- WHAT YOU WILL DO
Report every line of the listing below in which the string "this" appears.

- THE DATA
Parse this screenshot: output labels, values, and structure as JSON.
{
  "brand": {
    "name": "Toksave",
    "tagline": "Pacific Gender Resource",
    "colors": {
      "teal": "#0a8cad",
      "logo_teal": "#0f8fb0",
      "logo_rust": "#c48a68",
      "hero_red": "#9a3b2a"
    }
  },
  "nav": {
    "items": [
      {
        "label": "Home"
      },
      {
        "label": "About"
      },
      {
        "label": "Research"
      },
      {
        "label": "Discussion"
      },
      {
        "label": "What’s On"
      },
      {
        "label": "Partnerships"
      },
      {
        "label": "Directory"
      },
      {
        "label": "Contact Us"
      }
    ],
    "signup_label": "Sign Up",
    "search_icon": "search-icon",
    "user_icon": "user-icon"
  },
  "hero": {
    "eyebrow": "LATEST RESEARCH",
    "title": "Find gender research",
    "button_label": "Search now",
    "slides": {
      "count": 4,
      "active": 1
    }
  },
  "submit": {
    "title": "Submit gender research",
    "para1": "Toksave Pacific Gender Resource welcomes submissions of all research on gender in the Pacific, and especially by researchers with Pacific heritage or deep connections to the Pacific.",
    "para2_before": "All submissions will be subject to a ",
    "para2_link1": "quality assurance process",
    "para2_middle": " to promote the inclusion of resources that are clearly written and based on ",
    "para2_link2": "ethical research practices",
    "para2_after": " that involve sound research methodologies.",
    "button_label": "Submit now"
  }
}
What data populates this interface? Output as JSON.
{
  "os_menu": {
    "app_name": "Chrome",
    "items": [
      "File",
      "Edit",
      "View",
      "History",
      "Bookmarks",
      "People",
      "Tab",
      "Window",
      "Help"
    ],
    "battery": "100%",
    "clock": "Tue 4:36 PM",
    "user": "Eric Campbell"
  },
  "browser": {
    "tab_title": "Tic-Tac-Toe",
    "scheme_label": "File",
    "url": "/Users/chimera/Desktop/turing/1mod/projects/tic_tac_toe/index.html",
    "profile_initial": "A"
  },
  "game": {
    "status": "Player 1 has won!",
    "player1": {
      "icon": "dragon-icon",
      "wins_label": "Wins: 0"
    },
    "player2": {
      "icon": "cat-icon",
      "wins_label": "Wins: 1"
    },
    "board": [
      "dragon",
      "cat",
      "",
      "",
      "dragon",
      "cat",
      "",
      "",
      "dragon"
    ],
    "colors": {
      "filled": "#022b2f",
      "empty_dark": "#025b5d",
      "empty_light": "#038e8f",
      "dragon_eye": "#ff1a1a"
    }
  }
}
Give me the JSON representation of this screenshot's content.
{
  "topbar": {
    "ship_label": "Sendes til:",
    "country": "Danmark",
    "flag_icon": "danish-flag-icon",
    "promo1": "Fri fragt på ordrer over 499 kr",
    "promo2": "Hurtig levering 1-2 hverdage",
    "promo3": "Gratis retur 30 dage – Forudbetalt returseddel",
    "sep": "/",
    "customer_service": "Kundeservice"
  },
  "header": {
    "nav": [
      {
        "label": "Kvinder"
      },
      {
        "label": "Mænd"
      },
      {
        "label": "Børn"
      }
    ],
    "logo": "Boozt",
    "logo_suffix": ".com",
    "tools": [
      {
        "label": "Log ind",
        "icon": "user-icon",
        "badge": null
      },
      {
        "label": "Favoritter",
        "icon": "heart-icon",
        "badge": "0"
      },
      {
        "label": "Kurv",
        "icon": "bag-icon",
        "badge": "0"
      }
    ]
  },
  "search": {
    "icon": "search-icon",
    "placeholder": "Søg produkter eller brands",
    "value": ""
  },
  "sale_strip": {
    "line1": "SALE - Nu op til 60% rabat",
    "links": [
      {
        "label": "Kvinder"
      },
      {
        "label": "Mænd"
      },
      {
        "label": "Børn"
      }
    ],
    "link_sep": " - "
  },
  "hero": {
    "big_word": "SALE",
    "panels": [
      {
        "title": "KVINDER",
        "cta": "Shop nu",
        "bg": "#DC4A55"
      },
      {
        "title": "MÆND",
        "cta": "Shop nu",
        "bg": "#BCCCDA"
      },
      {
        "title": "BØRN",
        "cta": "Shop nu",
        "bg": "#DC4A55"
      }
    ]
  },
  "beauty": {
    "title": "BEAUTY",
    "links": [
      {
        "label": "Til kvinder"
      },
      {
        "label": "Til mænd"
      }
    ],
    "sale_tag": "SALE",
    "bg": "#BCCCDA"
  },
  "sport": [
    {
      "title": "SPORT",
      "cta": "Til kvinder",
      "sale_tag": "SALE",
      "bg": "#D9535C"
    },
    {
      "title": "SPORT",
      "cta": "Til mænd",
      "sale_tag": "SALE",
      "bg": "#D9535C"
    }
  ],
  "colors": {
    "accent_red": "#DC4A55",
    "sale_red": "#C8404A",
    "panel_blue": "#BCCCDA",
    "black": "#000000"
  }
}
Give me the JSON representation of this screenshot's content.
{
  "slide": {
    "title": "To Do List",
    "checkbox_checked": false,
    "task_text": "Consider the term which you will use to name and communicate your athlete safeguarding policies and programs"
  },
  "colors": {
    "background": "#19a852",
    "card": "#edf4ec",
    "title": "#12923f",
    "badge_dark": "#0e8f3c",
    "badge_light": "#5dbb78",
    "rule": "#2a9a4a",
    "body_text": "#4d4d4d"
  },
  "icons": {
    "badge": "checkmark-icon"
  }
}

- ANSWER TO THE EXERCISE
Parse this screenshot: output labels, values, and structure as JSON.
What data populates this interface? Output as JSON.
Give me the JSON representation of this screenshot's content.
Give me the JSON representation of this screenshot's content.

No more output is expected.